I can’t remember her face or name, but I can picture the top left corner of my music duotang with perfect clarity—the place I looked when I was trying not to look anyone in the eyes. I had the same thought I have every time I’m mortified, that acute sense of failure: Why did I just do that? I’m not tone-deaf; I could have just sung in my natural register. 

My perception contracted inward. Blood rushed in my ears; my heart beat against my sternum; heat rose in my face—I’ve always blushed easily, a bright, panicky red, and the hot August day, combined with the intensity of my mortification, was enough to make my glasses fog up.

Truthfully, I’m not sure if I’m describing the sensations I experienced in the moment, or what I feel when I remember it. Even now, the mortification has a profoundly invigorating effect on me: I feel crammed into my body, claustrophobically aware of my reddening skin, my racing pulse. I am forcibly reminded that I am human, and at any moment capable of inventing the new stupidest thing anyone’s ever done (If mortification isn’t proof of free will, I don’t know what is). It is not a kind of death. It is a brutal reaffirmation of life. 

Perhaps the most iconic observation about embarrassment—both for its poignancy and sheer quotability—belongs to the closing line of the essay “I Know What You Think of Me” by Tim Kreider, published on The New York Times opinion blog in 2013.

“If we want the rewards of being loved we have to submit to the mortifying ordeal of being known,” Kreider writes.

The statement (especially the delightful phrase “the mortifying ordeal of being known”) has taken on a cult resonance online, especially on Tumblr. But it’s not only meaningful for awkward, obsessive young queer people: it taps into a universal truth, which is that there is something fundamentally embarrassing about being a person.

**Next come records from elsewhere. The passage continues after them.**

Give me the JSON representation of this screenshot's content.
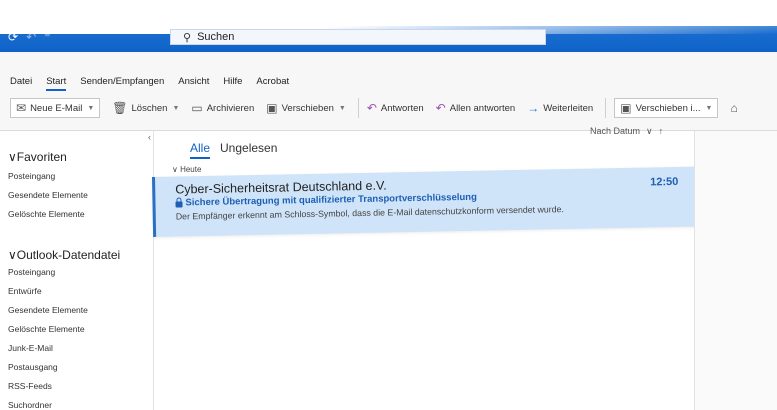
{
  "titlebar": {
    "search_placeholder": "Suchen"
  },
  "ribbon": {
    "tabs": [
      "Datei",
      "Start",
      "Senden/Empfangen",
      "Ansicht",
      "Hilfe",
      "Acrobat"
    ],
    "commands": {
      "new_mail": "Neue E-Mail",
      "delete": "Löschen",
      "archive": "Archivieren",
      "move": "Verschieben",
      "reply": "Antworten",
      "reply_all": "Allen antworten",
      "forward": "Weiterleiten",
      "move_to": "Verschieben i..."
    }
  },
  "nav": {
    "favorites_label": "Favoriten",
    "favorites": [
      "Posteingang",
      "Gesendete Elemente",
      "Gelöschte Elemente"
    ],
    "datafile_label": "Outlook-Datendatei",
    "datafile_items": [
      "Posteingang",
      "Entwürfe",
      "Gesendete Elemente",
      "Gelöschte Elemente",
      "Junk-E-Mail",
      "Postausgang",
      "RSS-Feeds",
      "Suchordner"
    ]
  },
  "list": {
    "filter_all": "Alle",
    "filter_unread": "Ungelesen",
    "sort_label": "Nach Datum",
    "group_today": "Heute",
    "message": {
      "sender": "Cyber-Sicherheitsrat Deutschland e.V.",
      "subject": "Sichere Übertragung mit qualifizierter Transportverschlüsselung",
      "preview": "Der Empfänger erkennt am Schloss-Symbol, dass die E-Mail datenschutzkonform versendet wurde.",
      "time": "12:50"
    }
  },
  "colors": {
    "accent": "#0f63c8",
    "selected_bg": "#cfe4f8"
  }
}
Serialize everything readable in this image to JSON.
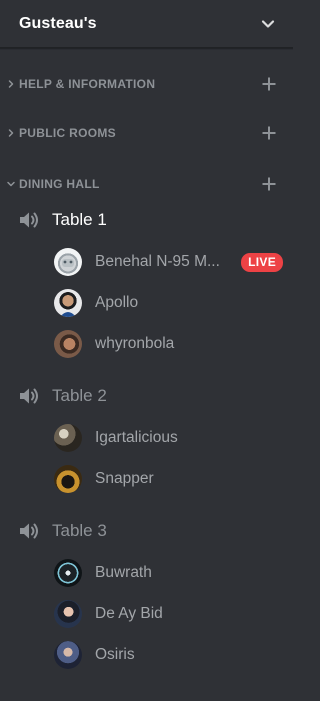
{
  "server": {
    "name": "Gusteau's"
  },
  "categories": [
    {
      "label": "HELP & INFORMATION",
      "expanded": false
    },
    {
      "label": "PUBLIC ROOMS",
      "expanded": false
    },
    {
      "label": "DINING HALL",
      "expanded": true
    }
  ],
  "channels": [
    {
      "name": "Table 1",
      "active": true,
      "users": [
        {
          "name": "Benehal N-95 M...",
          "badge": "LIVE"
        },
        {
          "name": "Apollo"
        },
        {
          "name": "whyronbola"
        }
      ]
    },
    {
      "name": "Table 2",
      "active": false,
      "users": [
        {
          "name": "Igartalicious"
        },
        {
          "name": "Snapper"
        }
      ]
    },
    {
      "name": "Table 3",
      "active": false,
      "users": [
        {
          "name": "Buwrath"
        },
        {
          "name": "De Ay Bid"
        },
        {
          "name": "Osiris"
        }
      ]
    }
  ],
  "colors": {
    "background": "#2f3136",
    "live_badge": "#ed4245",
    "text_muted": "#8e9297",
    "text_active": "#ffffff"
  }
}
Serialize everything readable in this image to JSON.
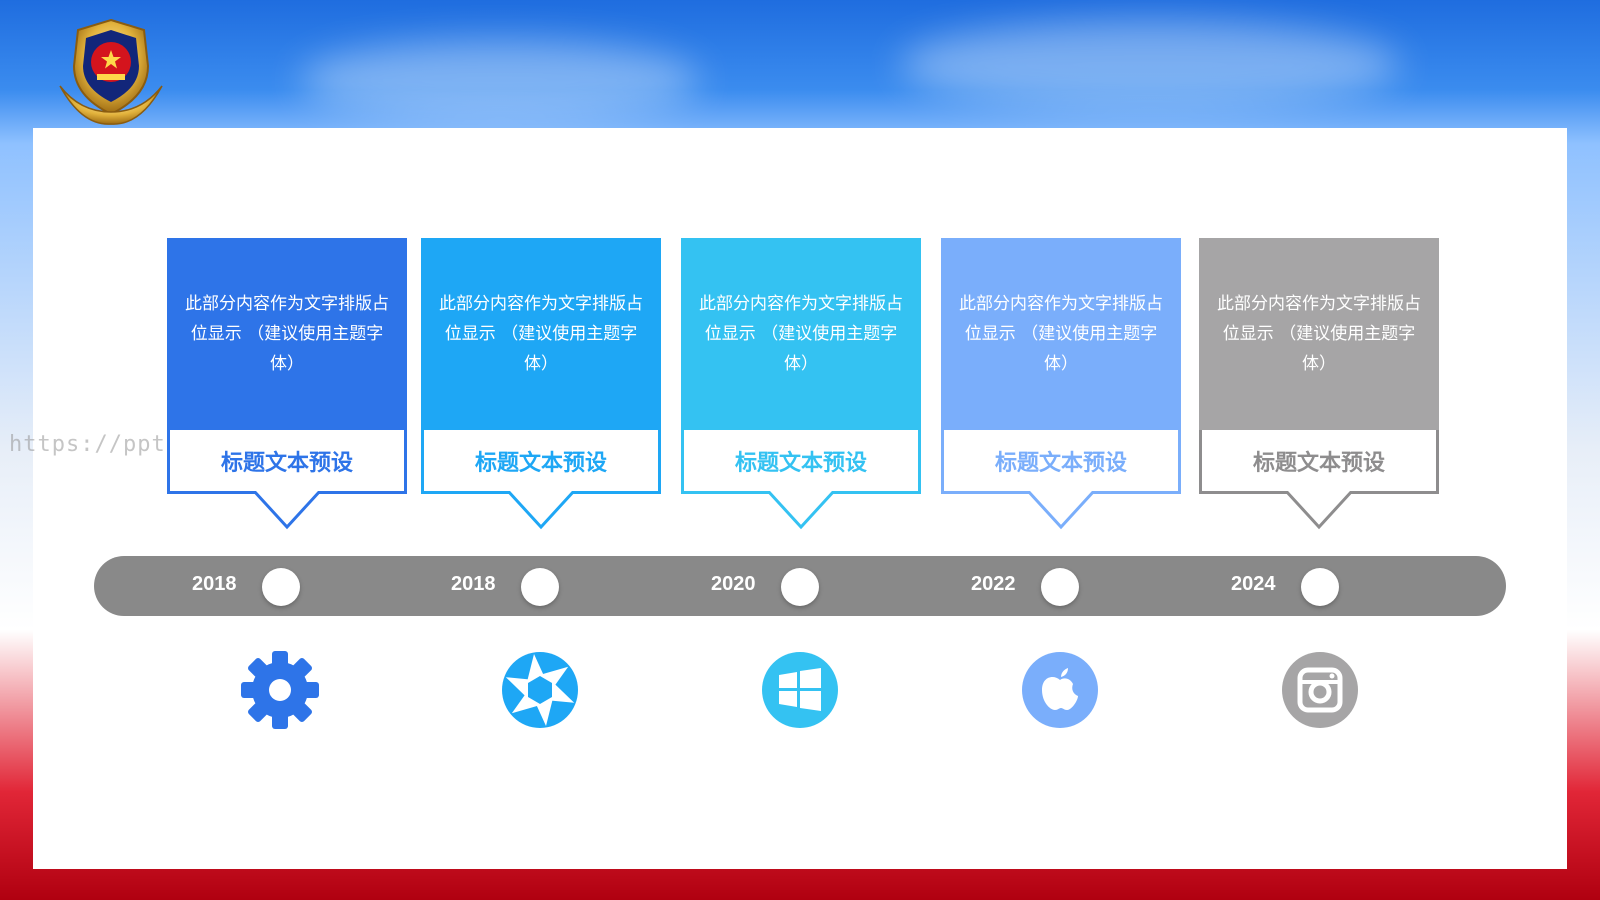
{
  "watermark": "https://ppt.pkll.de",
  "timeline": [
    {
      "year": "2018",
      "body": "此部分内容作为文字排版占位显示 （建议使用主题字体）",
      "title": "标题文本预设",
      "color": "#2e74e8",
      "icon": "gear-icon"
    },
    {
      "year": "2018",
      "body": "此部分内容作为文字排版占位显示 （建议使用主题字体）",
      "title": "标题文本预设",
      "color": "#1ea7f5",
      "icon": "camera-aperture-icon"
    },
    {
      "year": "2020",
      "body": "此部分内容作为文字排版占位显示 （建议使用主题字体）",
      "title": "标题文本预设",
      "color": "#34c2f2",
      "icon": "windows-icon"
    },
    {
      "year": "2022",
      "body": "此部分内容作为文字排版占位显示 （建议使用主题字体）",
      "title": "标题文本预设",
      "color": "#7aaefb",
      "icon": "apple-icon"
    },
    {
      "year": "2024",
      "body": "此部分内容作为文字排版占位显示 （建议使用主题字体）",
      "title": "标题文本预设",
      "color": "#a6a5a6",
      "icon": "instagram-icon"
    }
  ],
  "colors": {
    "bar": "#898989",
    "frame_red": "#c0001a",
    "sky_blue": "#2a73e0"
  }
}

Mortification revives us, socially and physically. I said earlier that mortification and self-expression may be closely related, but self-expression implies an exercise in undiluted ego, indifferent to its audience. What takes place when we’re mortified is a social phenomenon: we become known, in ways that are accidental and against our will. To self-mortify, then, is to trade mortification for the chance to be known—and, we hope, to be loved.

Recently a friend showed me a video she’d taken while I was inebriated. I was in my pajamas in my bedroom, belting out—as I never would sober—the lyrics to Chappell Roan’s “Red Wine Supernova.”

It was excruciating to watch, and I only got about ten seconds in before I asked her to stop. But afterward I thought, what a miracle, for someone to have seen me in that state—to see me, and speak to me anyway.

Join our mailing list to receive the latest posts and updates from our Acta.

You have Successfully Subscribed!

Share This